What to produce — Print out each entry without alteration, and keep the pictures out.

◇ ◇ ◇ ◇ ◇ ◇ ◇

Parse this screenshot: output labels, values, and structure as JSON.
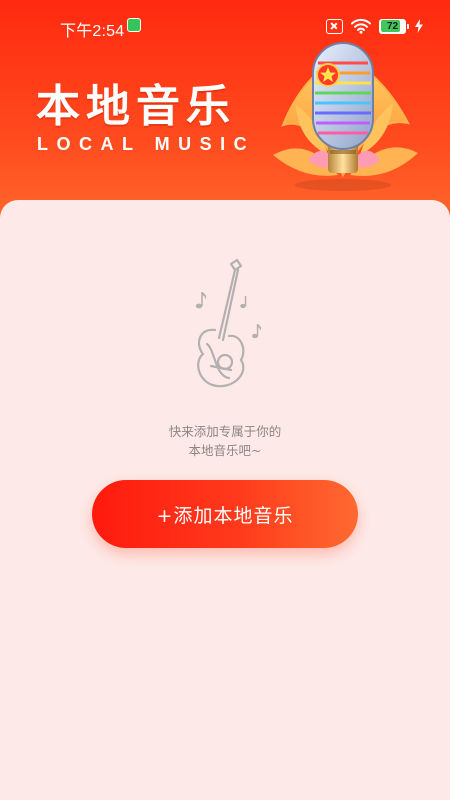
{
  "status_bar": {
    "time": "下午2:54",
    "battery_level": "72",
    "icons": [
      "app-notification-icon",
      "sim-off-icon",
      "wifi-icon",
      "battery-icon",
      "charging-bolt-icon"
    ]
  },
  "header": {
    "title_cn": "本地音乐",
    "title_en": "LOCAL MUSIC",
    "illustration": "microphone-icon"
  },
  "empty_state": {
    "icon": "guitar-icon",
    "hint_line1": "快来添加专属于你的",
    "hint_line2": "本地音乐吧~"
  },
  "actions": {
    "add_label": "+添加本地音乐"
  },
  "colors": {
    "brand_red": "#ff2a10",
    "brand_orange": "#ff6a2c",
    "background": "#fdeae8",
    "hint_text": "#8c8585"
  }
}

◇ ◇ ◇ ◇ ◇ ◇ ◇

Solution to this problem —
Parse this screenshot: output labels, values, and structure as JSON.
{
  "status_bar": {
    "time": "下午2:54",
    "battery_level": "72",
    "icons": [
      "app-notification-icon",
      "sim-off-icon",
      "wifi-icon",
      "battery-icon",
      "charging-bolt-icon"
    ]
  },
  "header": {
    "title_cn": "本地音乐",
    "title_en": "LOCAL MUSIC",
    "illustration": "microphone-icon"
  },
  "empty_state": {
    "icon": "guitar-icon",
    "hint_line1": "快来添加专属于你的",
    "hint_line2": "本地音乐吧~"
  },
  "actions": {
    "add_label": "+添加本地音乐"
  },
  "colors": {
    "brand_red": "#ff2a10",
    "brand_orange": "#ff6a2c",
    "background": "#fdeae8",
    "hint_text": "#8c8585"
  }
}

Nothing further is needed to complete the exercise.